* _Source material_
______________________________
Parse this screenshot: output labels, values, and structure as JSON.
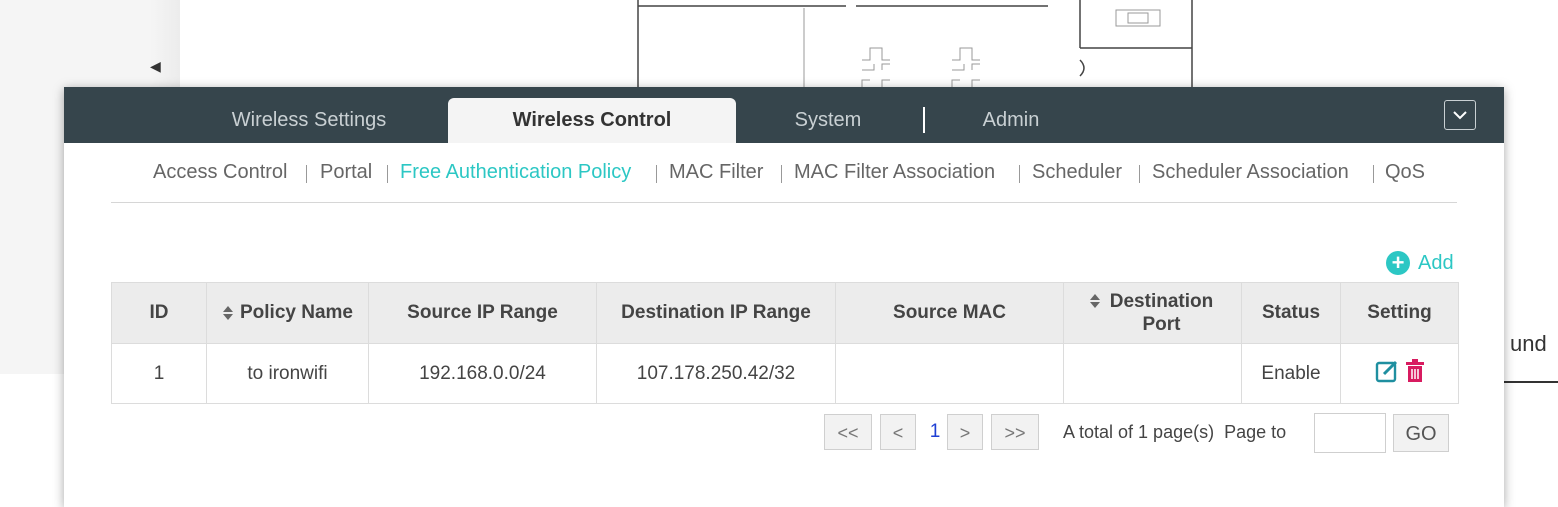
{
  "background": {
    "partial_text": "und"
  },
  "tabs": [
    {
      "label": "Wireless Settings",
      "active": false
    },
    {
      "label": "Wireless Control",
      "active": true
    },
    {
      "label": "System",
      "active": false
    },
    {
      "label": "Admin",
      "active": false
    }
  ],
  "subnav": [
    {
      "label": "Access Control",
      "active": false
    },
    {
      "label": "Portal",
      "active": false
    },
    {
      "label": "Free Authentication Policy",
      "active": true
    },
    {
      "label": "MAC Filter",
      "active": false
    },
    {
      "label": "MAC Filter Association",
      "active": false
    },
    {
      "label": "Scheduler",
      "active": false
    },
    {
      "label": "Scheduler Association",
      "active": false
    },
    {
      "label": "QoS",
      "active": false
    }
  ],
  "add_label": "Add",
  "table": {
    "headers": [
      "ID",
      "Policy Name",
      "Source IP Range",
      "Destination IP Range",
      "Source MAC",
      "Destination Port",
      "Status",
      "Setting"
    ],
    "rows": [
      {
        "id": "1",
        "policy_name": "to ironwifi",
        "source_ip": "192.168.0.0/24",
        "dest_ip": "107.178.250.42/32",
        "source_mac": "",
        "dest_port": "",
        "status": "Enable"
      }
    ]
  },
  "pager": {
    "first": "<<",
    "prev": "<",
    "current": "1",
    "next": ">",
    "last": ">>",
    "total": "A total of 1 page(s)",
    "page_to": "Page to",
    "go": "GO",
    "input_value": ""
  },
  "colors": {
    "accent": "#2cc7c4",
    "tabbar": "#36454c",
    "delete": "#d81b60"
  }
}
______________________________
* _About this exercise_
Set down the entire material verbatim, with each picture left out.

* _Exercise answer_
Parse this screenshot: output labels, values, and structure as JSON.
{
  "background": {
    "partial_text": "und"
  },
  "tabs": [
    {
      "label": "Wireless Settings",
      "active": false
    },
    {
      "label": "Wireless Control",
      "active": true
    },
    {
      "label": "System",
      "active": false
    },
    {
      "label": "Admin",
      "active": false
    }
  ],
  "subnav": [
    {
      "label": "Access Control",
      "active": false
    },
    {
      "label": "Portal",
      "active": false
    },
    {
      "label": "Free Authentication Policy",
      "active": true
    },
    {
      "label": "MAC Filter",
      "active": false
    },
    {
      "label": "MAC Filter Association",
      "active": false
    },
    {
      "label": "Scheduler",
      "active": false
    },
    {
      "label": "Scheduler Association",
      "active": false
    },
    {
      "label": "QoS",
      "active": false
    }
  ],
  "add_label": "Add",
  "table": {
    "headers": [
      "ID",
      "Policy Name",
      "Source IP Range",
      "Destination IP Range",
      "Source MAC",
      "Destination Port",
      "Status",
      "Setting"
    ],
    "rows": [
      {
        "id": "1",
        "policy_name": "to ironwifi",
        "source_ip": "192.168.0.0/24",
        "dest_ip": "107.178.250.42/32",
        "source_mac": "",
        "dest_port": "",
        "status": "Enable"
      }
    ]
  },
  "pager": {
    "first": "<<",
    "prev": "<",
    "current": "1",
    "next": ">",
    "last": ">>",
    "total": "A total of 1 page(s)",
    "page_to": "Page to",
    "go": "GO",
    "input_value": ""
  },
  "colors": {
    "accent": "#2cc7c4",
    "tabbar": "#36454c",
    "delete": "#d81b60"
  }
}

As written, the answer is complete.